When Gennifer Flowers first appeared on the scene, mainstream newspapers largely rejected her claims. A Newsweek report by Jonathan Alter provided strong reasons for doubting or rejecting her claims. The earlier claim by Hamzy had also been rejected, on the basis that Hamzy was a well-known national nut.
That said, by 1998, the press corps had come to [HEART] all Clinton accusers. They found themselves thrilled by a new possibility, a possibility which actually turned out to be true.
This new possibility involved a "21-year-old intern" who was neither 21 nor an intern—but they loved loved loved their new story so much that they kept describing her that way. In the process, they even resurrected the ludicrous Flowers, who would go on to tell the world about the Clintons' many murders, while reminding TV viewers to please visit her play-for-pay site!
(Chris Matthews to Flowers during one such appearance, on Hardball, in August 1999: “Well, you know, I gotta pay a little tribute here. You're a very beautiful woman, and I—and I have to tell you, he knows that, you know that, and everybody watching knows that. Hillary Clinton knows that. How can a woman put up with a relationship between her husband and somebody, anybody, but especially somebody like you that's a knockout?...It's an objective statement, Gennifer. I'm not flirting.” Flowers went on to discuss the deeply troubling murders. Her half-hour appearance was so crazy that she was quickly rewarded with a full hour on Hannity & Colmes.)
Even today, at age maybe 40, Twohey gets mysterious feelings in her body when she dreams about this old tale. On Monday, she and her editor put their thumbs and their asscheeks on the scale as they retold the thrilling story of the accusations lodged by Hamzy and Flowers.
They picked and chose their facts with care, keeping their thrilling old stories alive. In the process, they seem to have convinced some readers that Flowers and Hamzy were telling the truth, and that Hillary Clinton had somehow been "mean" to her husband's accusers.
The public has been played for many years by a collection of people like Twohey. This morning's letters help us see the way the public can get misinformed when the major news orgs they trust play such remarkable games.
Tomorrow, we'll consider an affair which actually may have occurred during the years encompassed by Flowers' highly implausible claims. On Friday, we'll review the slick and slippery way two major journalistic stars played you about Gennifer Flowers in two high-profile books.
It's hard to believe that this conduct exists. Yet it plainly does exist. It has typified our mainstream "journalism" for a very long time.
People are dead all over the world because these life forms behave in these ways. On the brighter side, telling these tales can make our scribes feel good.

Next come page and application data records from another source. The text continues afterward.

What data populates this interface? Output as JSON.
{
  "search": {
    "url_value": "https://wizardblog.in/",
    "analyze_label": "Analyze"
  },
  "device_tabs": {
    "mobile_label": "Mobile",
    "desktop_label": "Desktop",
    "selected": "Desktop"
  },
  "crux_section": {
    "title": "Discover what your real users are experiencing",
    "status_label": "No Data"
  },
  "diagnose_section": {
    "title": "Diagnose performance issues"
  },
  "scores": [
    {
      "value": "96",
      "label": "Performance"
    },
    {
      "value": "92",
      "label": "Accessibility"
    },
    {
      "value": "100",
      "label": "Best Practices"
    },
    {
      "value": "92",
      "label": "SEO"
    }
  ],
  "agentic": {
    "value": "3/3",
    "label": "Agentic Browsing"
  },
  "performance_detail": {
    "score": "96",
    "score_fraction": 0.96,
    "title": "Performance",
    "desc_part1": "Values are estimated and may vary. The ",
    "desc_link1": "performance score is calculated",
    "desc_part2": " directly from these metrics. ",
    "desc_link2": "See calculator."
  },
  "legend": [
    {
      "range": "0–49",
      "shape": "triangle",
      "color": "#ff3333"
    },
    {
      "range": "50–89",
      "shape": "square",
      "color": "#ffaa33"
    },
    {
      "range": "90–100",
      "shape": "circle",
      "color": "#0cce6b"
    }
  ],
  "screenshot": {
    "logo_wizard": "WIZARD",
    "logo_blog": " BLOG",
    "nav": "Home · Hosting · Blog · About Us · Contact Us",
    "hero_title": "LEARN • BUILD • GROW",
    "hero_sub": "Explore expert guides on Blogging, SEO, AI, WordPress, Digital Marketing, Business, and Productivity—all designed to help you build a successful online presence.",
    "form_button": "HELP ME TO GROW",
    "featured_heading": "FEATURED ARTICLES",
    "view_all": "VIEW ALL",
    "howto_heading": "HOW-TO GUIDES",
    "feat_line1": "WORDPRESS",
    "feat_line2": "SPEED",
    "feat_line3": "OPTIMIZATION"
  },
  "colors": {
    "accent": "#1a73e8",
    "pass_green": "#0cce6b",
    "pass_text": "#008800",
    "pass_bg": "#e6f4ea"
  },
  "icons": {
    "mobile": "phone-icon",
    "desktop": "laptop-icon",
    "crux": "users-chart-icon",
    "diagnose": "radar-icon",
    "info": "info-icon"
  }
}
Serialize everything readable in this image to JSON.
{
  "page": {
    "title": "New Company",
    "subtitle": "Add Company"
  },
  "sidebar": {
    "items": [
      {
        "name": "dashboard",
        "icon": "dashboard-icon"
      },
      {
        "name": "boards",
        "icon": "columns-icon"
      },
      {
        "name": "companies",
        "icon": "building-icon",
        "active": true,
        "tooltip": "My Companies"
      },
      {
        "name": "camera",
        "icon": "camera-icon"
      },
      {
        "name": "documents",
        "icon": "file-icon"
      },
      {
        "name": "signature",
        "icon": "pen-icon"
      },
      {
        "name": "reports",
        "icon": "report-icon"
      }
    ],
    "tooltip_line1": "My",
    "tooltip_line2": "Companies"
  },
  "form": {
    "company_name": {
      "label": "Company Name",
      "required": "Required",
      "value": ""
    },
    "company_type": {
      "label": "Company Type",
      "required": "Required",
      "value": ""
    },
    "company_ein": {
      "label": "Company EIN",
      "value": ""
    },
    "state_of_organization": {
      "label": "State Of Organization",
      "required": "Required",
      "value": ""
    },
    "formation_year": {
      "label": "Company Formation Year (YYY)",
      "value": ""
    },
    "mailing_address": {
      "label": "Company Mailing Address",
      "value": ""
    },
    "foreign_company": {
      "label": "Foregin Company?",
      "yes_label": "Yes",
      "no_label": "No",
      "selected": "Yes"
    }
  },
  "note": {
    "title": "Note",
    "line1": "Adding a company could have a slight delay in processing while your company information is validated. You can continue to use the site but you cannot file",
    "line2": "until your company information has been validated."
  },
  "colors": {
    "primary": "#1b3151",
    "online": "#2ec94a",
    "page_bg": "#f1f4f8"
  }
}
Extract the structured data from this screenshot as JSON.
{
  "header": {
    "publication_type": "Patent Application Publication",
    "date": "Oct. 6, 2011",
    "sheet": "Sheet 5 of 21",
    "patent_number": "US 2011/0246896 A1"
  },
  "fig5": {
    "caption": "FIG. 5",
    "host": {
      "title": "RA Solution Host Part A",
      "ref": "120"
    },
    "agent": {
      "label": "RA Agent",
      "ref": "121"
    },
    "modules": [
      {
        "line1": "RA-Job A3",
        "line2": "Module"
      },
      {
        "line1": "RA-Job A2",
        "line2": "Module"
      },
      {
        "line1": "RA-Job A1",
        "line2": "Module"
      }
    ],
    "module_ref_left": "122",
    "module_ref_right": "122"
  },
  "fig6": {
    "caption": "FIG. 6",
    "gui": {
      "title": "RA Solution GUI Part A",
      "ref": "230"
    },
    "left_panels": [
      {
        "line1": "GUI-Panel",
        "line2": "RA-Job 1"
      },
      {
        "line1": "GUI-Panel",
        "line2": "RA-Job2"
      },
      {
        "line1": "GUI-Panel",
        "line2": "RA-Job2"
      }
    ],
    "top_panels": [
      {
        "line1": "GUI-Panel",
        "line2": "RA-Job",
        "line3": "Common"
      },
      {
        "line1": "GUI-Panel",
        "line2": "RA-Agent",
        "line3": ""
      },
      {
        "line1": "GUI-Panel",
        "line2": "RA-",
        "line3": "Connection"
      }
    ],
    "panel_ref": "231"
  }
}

Mysterious feelings may still emerge when scribes dream about these thrilling old tales. If voters get badly misled in the process, it may seem like a small price to pay.
Tomorrow: An affair you may not have to misremember
Friday: As far as George Stephanopoulos knows, no one was murdered at Rose